Task input =
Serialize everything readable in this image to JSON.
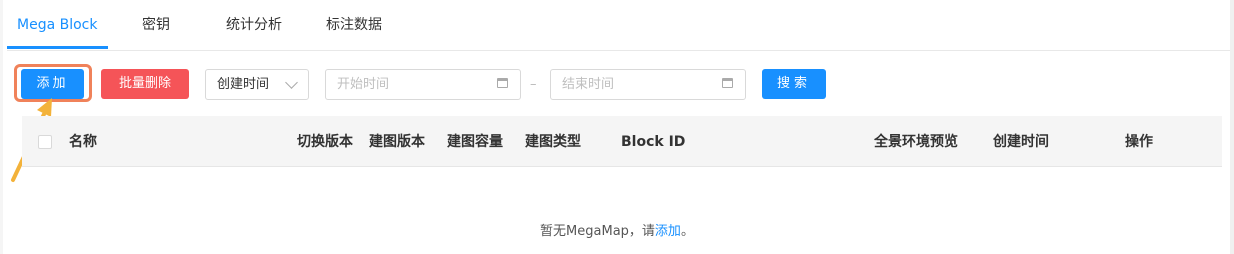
{
  "tabs": [
    {
      "label": "Mega Block",
      "active": true
    },
    {
      "label": "密钥",
      "active": false
    },
    {
      "label": "统计分析",
      "active": false
    },
    {
      "label": "标注数据",
      "active": false
    }
  ],
  "toolbar": {
    "add_label": "添加",
    "batch_delete_label": "批量删除",
    "sort_select_value": "创建时间",
    "start_date_placeholder": "开始时间",
    "separator": "–",
    "end_date_placeholder": "结束时间",
    "search_label": "搜索"
  },
  "table": {
    "columns": [
      "名称",
      "切换版本",
      "建图版本",
      "建图容量",
      "建图类型",
      "Block ID",
      "全景环境预览",
      "创建时间",
      "操作"
    ]
  },
  "empty_state": {
    "prefix": "暂无MegaMap，请",
    "link": "添加",
    "suffix": "。"
  },
  "colors": {
    "primary": "#1890ff",
    "danger": "#f55458",
    "highlight": "#f0825a",
    "arrow": "#f3b23a"
  }
}
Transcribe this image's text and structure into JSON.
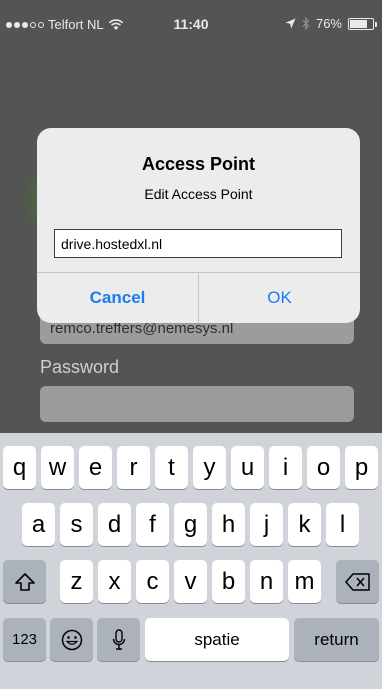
{
  "status_bar": {
    "carrier": "Telfort NL",
    "time": "11:40",
    "battery_percent": "76%",
    "battery_level": 0.76
  },
  "background_form": {
    "email_value": "remco.treffers@nemesys.nl",
    "password_label": "Password"
  },
  "alert": {
    "title": "Access Point",
    "message": "Edit Access Point",
    "input_value": "drive.hostedxl.nl",
    "cancel_label": "Cancel",
    "ok_label": "OK",
    "button_color": "#1a7cf5"
  },
  "keyboard": {
    "row1": [
      "q",
      "w",
      "e",
      "r",
      "t",
      "y",
      "u",
      "i",
      "o",
      "p"
    ],
    "row2": [
      "a",
      "s",
      "d",
      "f",
      "g",
      "h",
      "j",
      "k",
      "l"
    ],
    "row3": [
      "z",
      "x",
      "c",
      "v",
      "b",
      "n",
      "m"
    ],
    "numbers_label": "123",
    "space_label": "spatie",
    "return_label": "return",
    "icons": {
      "shift": "shift-icon",
      "delete": "delete-icon",
      "emoji": "emoji-icon",
      "mic": "microphone-icon"
    }
  }
}
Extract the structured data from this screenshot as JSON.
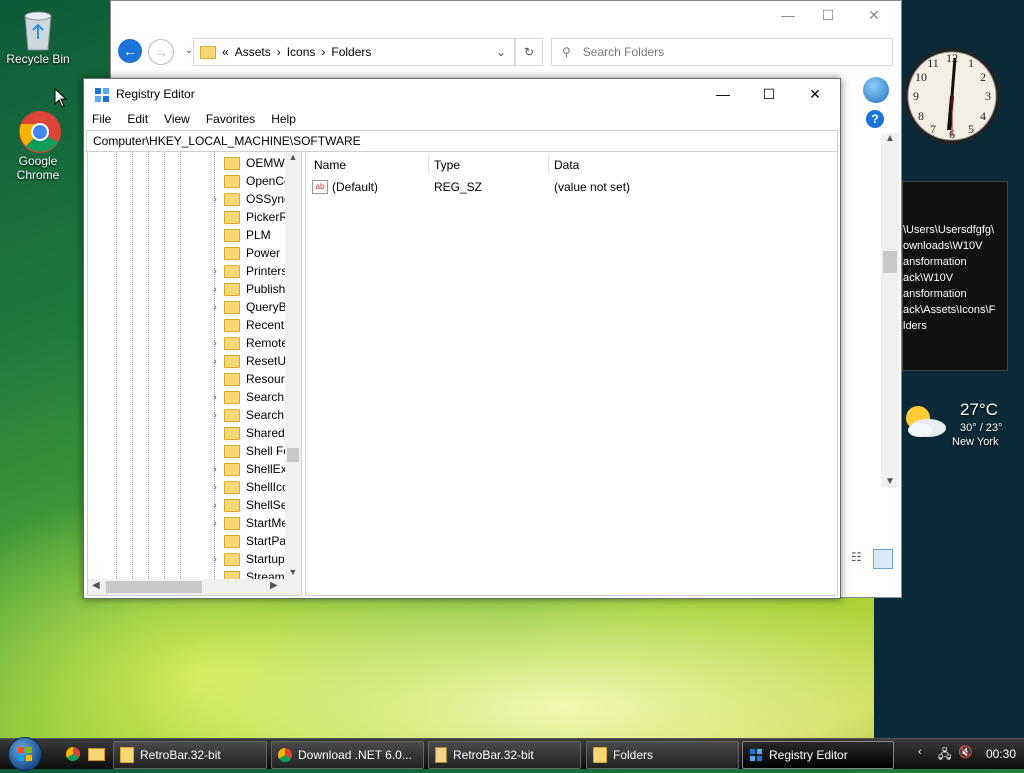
{
  "desktop": {
    "icons": [
      {
        "label": "Recycle Bin"
      },
      {
        "label": "Google Chrome"
      }
    ]
  },
  "explorer": {
    "breadcrumb": [
      "«",
      "Assets",
      "›",
      "Icons",
      "›",
      "Folders"
    ],
    "search_placeholder": "Search Folders"
  },
  "registry": {
    "title": "Registry Editor",
    "menu": [
      "File",
      "Edit",
      "View",
      "Favorites",
      "Help"
    ],
    "path": "Computer\\HKEY_LOCAL_MACHINE\\SOFTWARE",
    "tree_items": [
      {
        "label": "OEMWC",
        "expandable": false
      },
      {
        "label": "OpenCo",
        "expandable": false
      },
      {
        "label": "OSSyncS",
        "expandable": true
      },
      {
        "label": "PickerRe",
        "expandable": false
      },
      {
        "label": "PLM",
        "expandable": false
      },
      {
        "label": "Power",
        "expandable": false
      },
      {
        "label": "PrintersA",
        "expandable": true
      },
      {
        "label": "Publishi",
        "expandable": true
      },
      {
        "label": "QueryBu",
        "expandable": true
      },
      {
        "label": "RecentD",
        "expandable": false
      },
      {
        "label": "Remote",
        "expandable": true
      },
      {
        "label": "ResetUs",
        "expandable": true
      },
      {
        "label": "Resourc",
        "expandable": false
      },
      {
        "label": "Search",
        "expandable": true
      },
      {
        "label": "SearchF",
        "expandable": true
      },
      {
        "label": "SharedU",
        "expandable": false
      },
      {
        "label": "Shell Fol",
        "expandable": false
      },
      {
        "label": "ShellExe",
        "expandable": true
      },
      {
        "label": "ShellIcon",
        "expandable": true
      },
      {
        "label": "ShellSer",
        "expandable": true
      },
      {
        "label": "StartMer",
        "expandable": true
      },
      {
        "label": "StartPag",
        "expandable": false
      },
      {
        "label": "StartupA",
        "expandable": true
      },
      {
        "label": "Streams",
        "expandable": false
      }
    ],
    "columns": {
      "name": "Name",
      "type": "Type",
      "data": "Data"
    },
    "values": [
      {
        "name": "(Default)",
        "type": "REG_SZ",
        "data": "(value not set)"
      }
    ]
  },
  "gadgets": {
    "notes_lines": [
      "\\Users\\Usersdfgfg\\",
      "ownloads\\W10V",
      "ansformation",
      "ack\\W10V",
      "ansformation",
      "ack\\Assets\\Icons\\F",
      "lders"
    ],
    "weather": {
      "temp": "27°C",
      "range": "30° / 23°",
      "city": "New York"
    }
  },
  "taskbar": {
    "tasks": [
      {
        "label": "RetroBar.32-bit",
        "icon": "folder-icon",
        "active": false
      },
      {
        "label": "Download .NET 6.0...",
        "icon": "chrome-icon",
        "active": false
      },
      {
        "label": "RetroBar.32-bit",
        "icon": "archive-icon",
        "active": false
      },
      {
        "label": "Folders",
        "icon": "folder-icon",
        "active": false
      },
      {
        "label": "Registry Editor",
        "icon": "regedit-icon",
        "active": true
      }
    ],
    "clock": "00:30"
  }
}
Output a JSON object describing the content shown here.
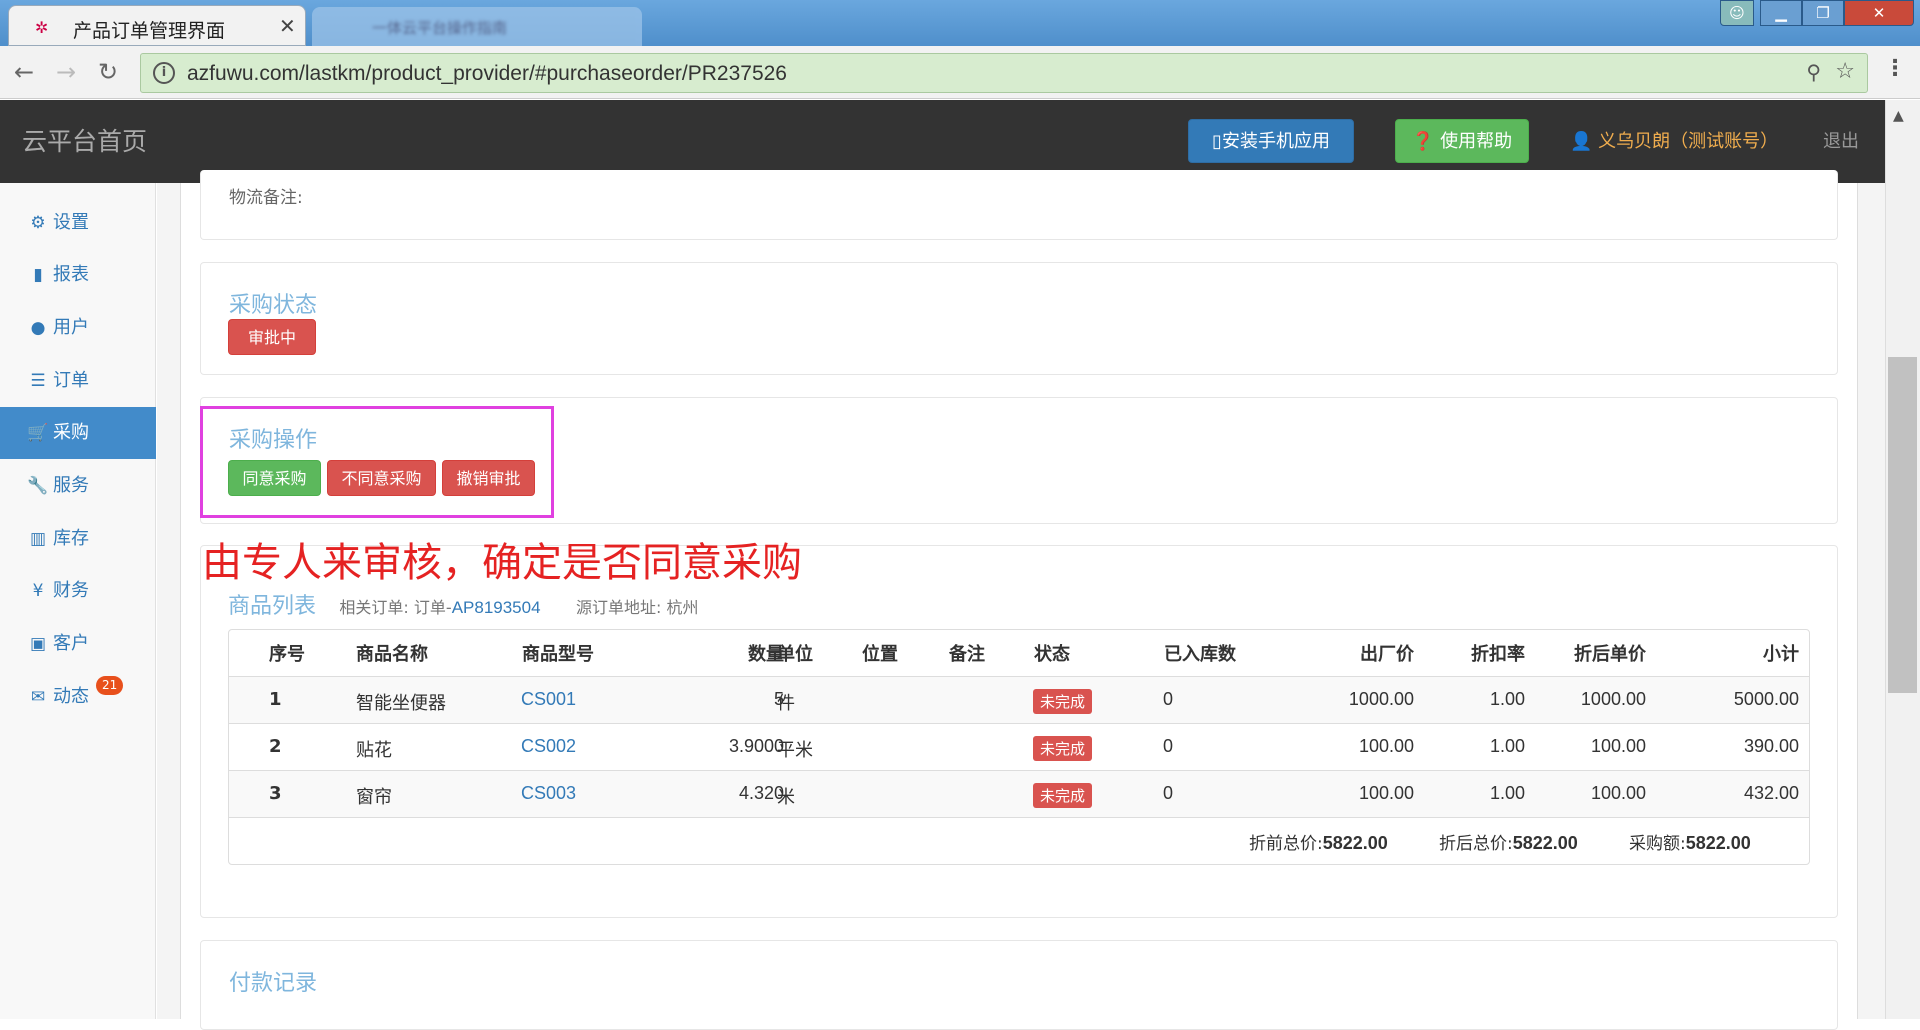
{
  "browser": {
    "tab_title": "产品订单管理界面",
    "tab2_title": "一体云平台操作指南",
    "url": "azfuwu.com/lastkm/product_provider/#purchaseorder/PR237526"
  },
  "header": {
    "brand": "云平台首页",
    "install_label": "安装手机应用",
    "help_label": "使用帮助",
    "user": "义乌贝朗（测试账号）",
    "logout": "退出"
  },
  "sidebar": {
    "items": [
      {
        "label": "设置",
        "icon": "gear-icon"
      },
      {
        "label": "报表",
        "icon": "bar-chart-icon"
      },
      {
        "label": "用户",
        "icon": "user-icon"
      },
      {
        "label": "订单",
        "icon": "list-icon"
      },
      {
        "label": "采购",
        "icon": "cart-icon",
        "active": true
      },
      {
        "label": "服务",
        "icon": "wrench-icon"
      },
      {
        "label": "库存",
        "icon": "barcode-icon"
      },
      {
        "label": "财务",
        "icon": "yen-icon"
      },
      {
        "label": "客户",
        "icon": "briefcase-icon"
      },
      {
        "label": "动态",
        "icon": "comment-icon",
        "badge": "21"
      }
    ]
  },
  "logistics": {
    "note_label": "物流备注:"
  },
  "status": {
    "title": "采购状态",
    "badge": "审批中"
  },
  "ops": {
    "title": "采购操作",
    "approve": "同意采购",
    "reject": "不同意采购",
    "revoke": "撤销审批"
  },
  "annotation": "由专人来审核，确定是否同意采购",
  "goods": {
    "title": "商品列表",
    "related_label": "相关订单: 订单-",
    "related_order": "AP8193504",
    "source_label": "源订单地址: 杭州",
    "columns": [
      "序号",
      "商品名称",
      "商品型号",
      "数量",
      "单位",
      "位置",
      "备注",
      "状态",
      "已入库数",
      "出厂价",
      "折扣率",
      "折后单价",
      "小计"
    ],
    "rows": [
      {
        "no": "1",
        "name": "智能坐便器",
        "model": "CS001",
        "qty": "5",
        "unit": "件",
        "status": "未完成",
        "stocked": "0",
        "price": "1000.00",
        "discount": "1.00",
        "net": "1000.00",
        "subtotal": "5000.00"
      },
      {
        "no": "2",
        "name": "贴花",
        "model": "CS002",
        "qty": "3.9000",
        "unit": "平米",
        "status": "未完成",
        "stocked": "0",
        "price": "100.00",
        "discount": "1.00",
        "net": "100.00",
        "subtotal": "390.00"
      },
      {
        "no": "3",
        "name": "窗帘",
        "model": "CS003",
        "qty": "4.320",
        "unit": "米",
        "status": "未完成",
        "stocked": "0",
        "price": "100.00",
        "discount": "1.00",
        "net": "100.00",
        "subtotal": "432.00"
      }
    ],
    "totals": {
      "before_label": "折前总价:",
      "before": "5822.00",
      "after_label": "折后总价:",
      "after": "5822.00",
      "purchase_label": "采购额:",
      "purchase": "5822.00"
    }
  },
  "payments": {
    "title": "付款记录"
  },
  "colors": {
    "primary": "#337ab7",
    "success": "#5cb85c",
    "danger": "#d9534f",
    "highlight": "#e040e0",
    "annotation": "#e52222"
  }
}
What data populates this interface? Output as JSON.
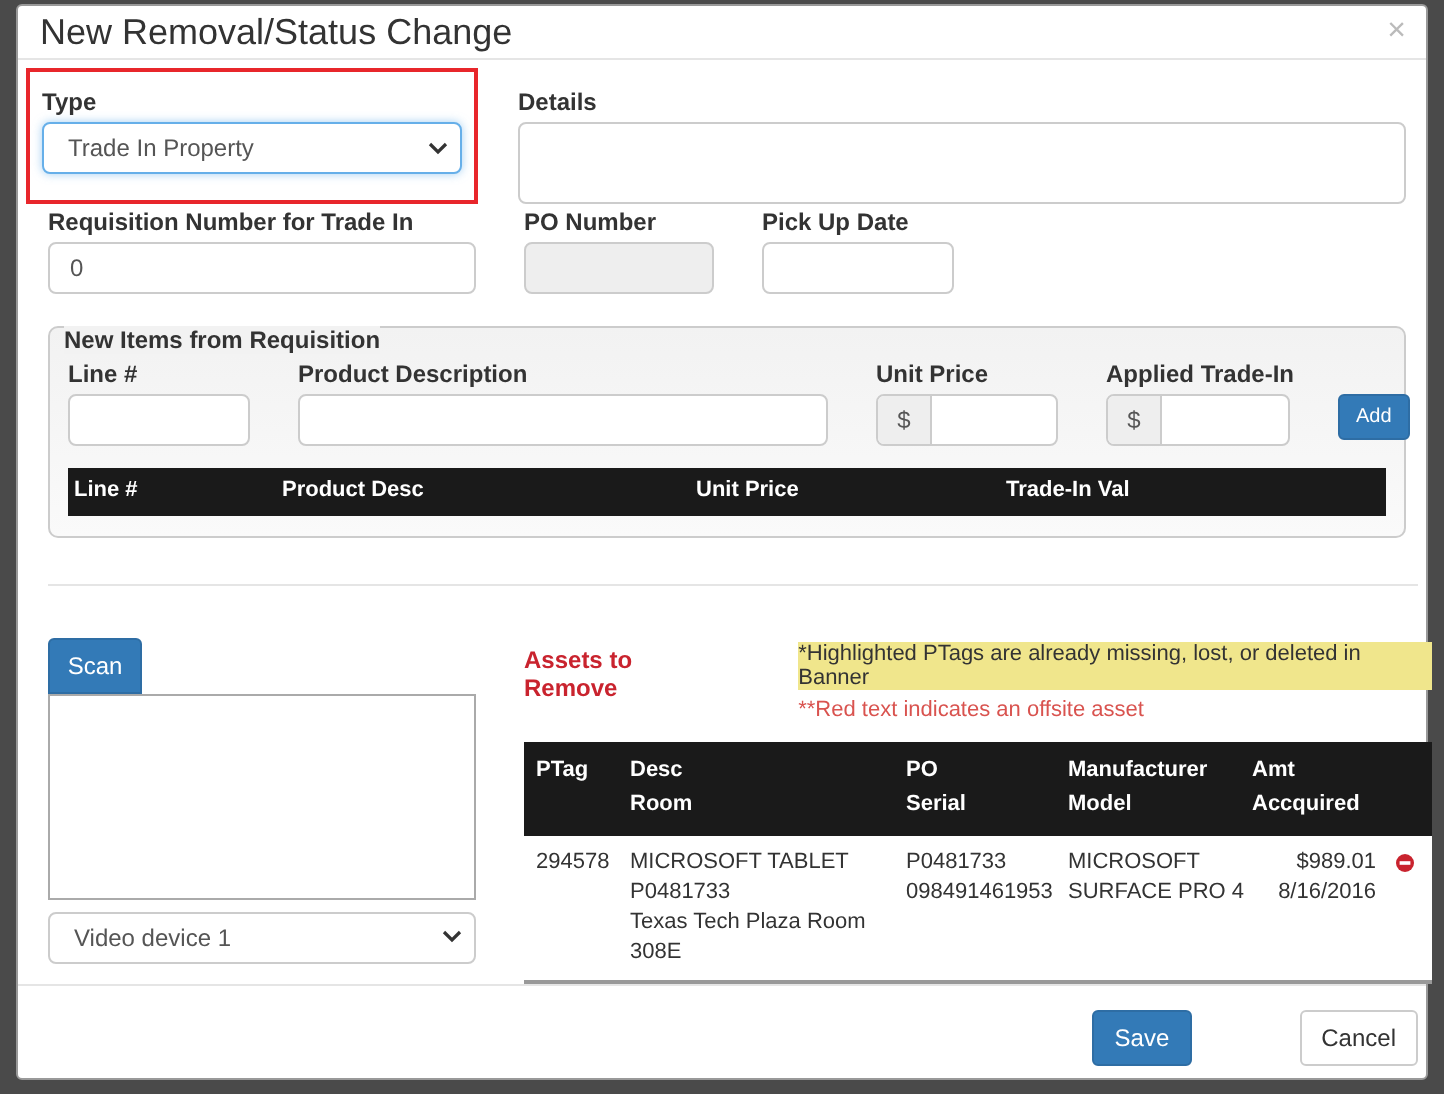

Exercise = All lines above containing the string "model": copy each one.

Exercise solution =
        "model": "CS001",
        "model": "CS002",
        "model": "CS003",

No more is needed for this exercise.